THE REFUGEES, by Viet Thanh Nguyen. Grove Press, 207 pp., $25.
The mainstreaming of xenophobia that occurred during the last election cycle is a shocking reversal for a country once proud to be known as a melting pot. It was in this context that Vietnamese-American author Viet Thanh Nguyen published an op-ed piece in The New York Times last December about the importance of storytelling in shaping our national identity. “Through identifying with characters and people who are nothing like us, through destroying the walls between ourselves and others, the people who love words . . . break down the boundaries that separate us,” he wrote.
That is the mission he joined with the 2015 publication of his Pulitzer Prize-winning novel, “The Sympathizer,” the brilliantly constructed confession of a Vietnamese spy in the years after the war, and continued with last year’s “Nothing Ever Dies,” a work of cultural criticism that examines the way the Vietnam War is both remembered and forgotten in everything from novels and movies to monuments and souvenirs. His new book, “The Refugees,” comes at the project with yet another literary tactic — eight stories, each exploring the refugee experience from a different angle.
Born in Vietnam in 1971, Nguyen came to the United States in ’75, among hundreds of thousands who fled after the fall of Saigon. He grew up in Southern California and now lives in Los Angeles. As he poignantly notes in the acknowledgments, his son is almost the age that he was when he became a refugee.
The opening story, “Black-Eyed Women,” is told by a ghostwriter who specializes in survivors of tragedy. Her latest client is the only person who walked away from a plane crash that killed 173 people, including his wife and children. Her own past uniquely qualifies her for this project, as we learn when she receives a visit from her brother, a ghost. He was murdered when he tried to protect her from rape during their family’s escape from Vietnam by boat. Twenty-five years later, he still seems to be 15, he is still soaking wet and he still smells like the boat the family escaped on, “rancid with human sweat and excreta.”
Though the narrator had not believed in ghosts previously, she is quick to come around. After all, she has lived all these years with what she thinks of as a “parrot crouched on my shoulder, roosting there ever since we let my brother go into the sea, and it came to me that letting it speak was the only way to get rid of it.”
“Tell me something,” it says to her brother. “Why did I live and you die?”
“You died too,” he explains. “You just don’t know it.”
With this answer, the ghostwriter’s terrible grief is finally unleashed. The next time she is offered a tragedy memoir, she declines.
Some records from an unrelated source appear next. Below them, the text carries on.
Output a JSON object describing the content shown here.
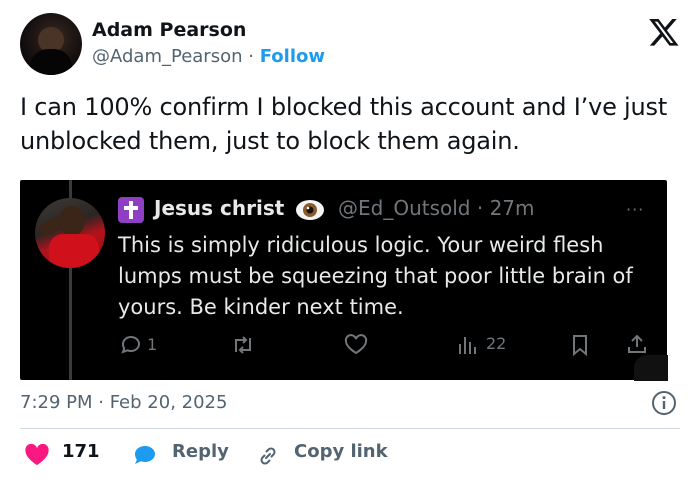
{
  "author": {
    "name": "Adam Pearson",
    "handle": "@Adam_Pearson",
    "separator": "·",
    "follow_label": "Follow"
  },
  "tweet_text": "I can 100% confirm I blocked this account and I’ve just unblocked them, just to block them again.",
  "quoted": {
    "name": "Jesus christ",
    "handle": "@Ed_Outsold",
    "age": "27m",
    "text": "This is simply ridiculous logic. Your weird flesh lumps must be squeezing that poor little brain of yours. Be kinder next time.",
    "reply_count": "1",
    "view_count": "22",
    "more_label": "···"
  },
  "timestamp": "7:29 PM · Feb 20, 2025",
  "footer": {
    "like_count": "171",
    "reply_label": "Reply",
    "copy_label": "Copy link"
  },
  "colors": {
    "accent": "#1d9bf0",
    "like": "#f91880",
    "muted": "#536471",
    "quote_bg": "#000000"
  }
}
She is writing her own.
This is the most brutal story; others have a softer kind of melancholy, with ironic moments created by the absurdities of life — such as what happens when a man looking to thank the family of the donor of his new liver finds there are hundreds of people with the surname Vu in the Orange County phone book (“The Transplant”). Or what a wife can do when her increasingly senile husband permanently mistakes her for an old girlfriend (“I’d Love You to Want Me”). Or when an 18-year-old Vietnamese boy is resettled after the war with a pair of gay men who live in a purple Victorian in San Francisco (“The Other Man).”
The last story, “Fatherland,” is set in present-day Vietnam. “It was a most peculiar thing to do, or so everyone said on hearing the story of how Phuong’s father had named his second set of children after his first.” Now the first Phuong, who grew up in the United States, changed her name to Vivien, and became a pediatrician, suddenly announces her intention to come to Saigon for a visit. The Vietnamese Phuong, who works as a restaurant hostess, is thrilled to meet her cosmopolitan half-sister with her fancy luggage and credit cards, her elaborate plans for touring the sights, and the question nobody’s ever been brave enough to ask — why give them our names? — which gets an answer nobody expects.
By the end of the visit, the girls feel they are close enough to reveal secrets. But their revelations only show how far apart they really are.
As our first major Vietnamese-American writer, Nguyen is a prodigious genius making up for lost time. Good thing we let him in.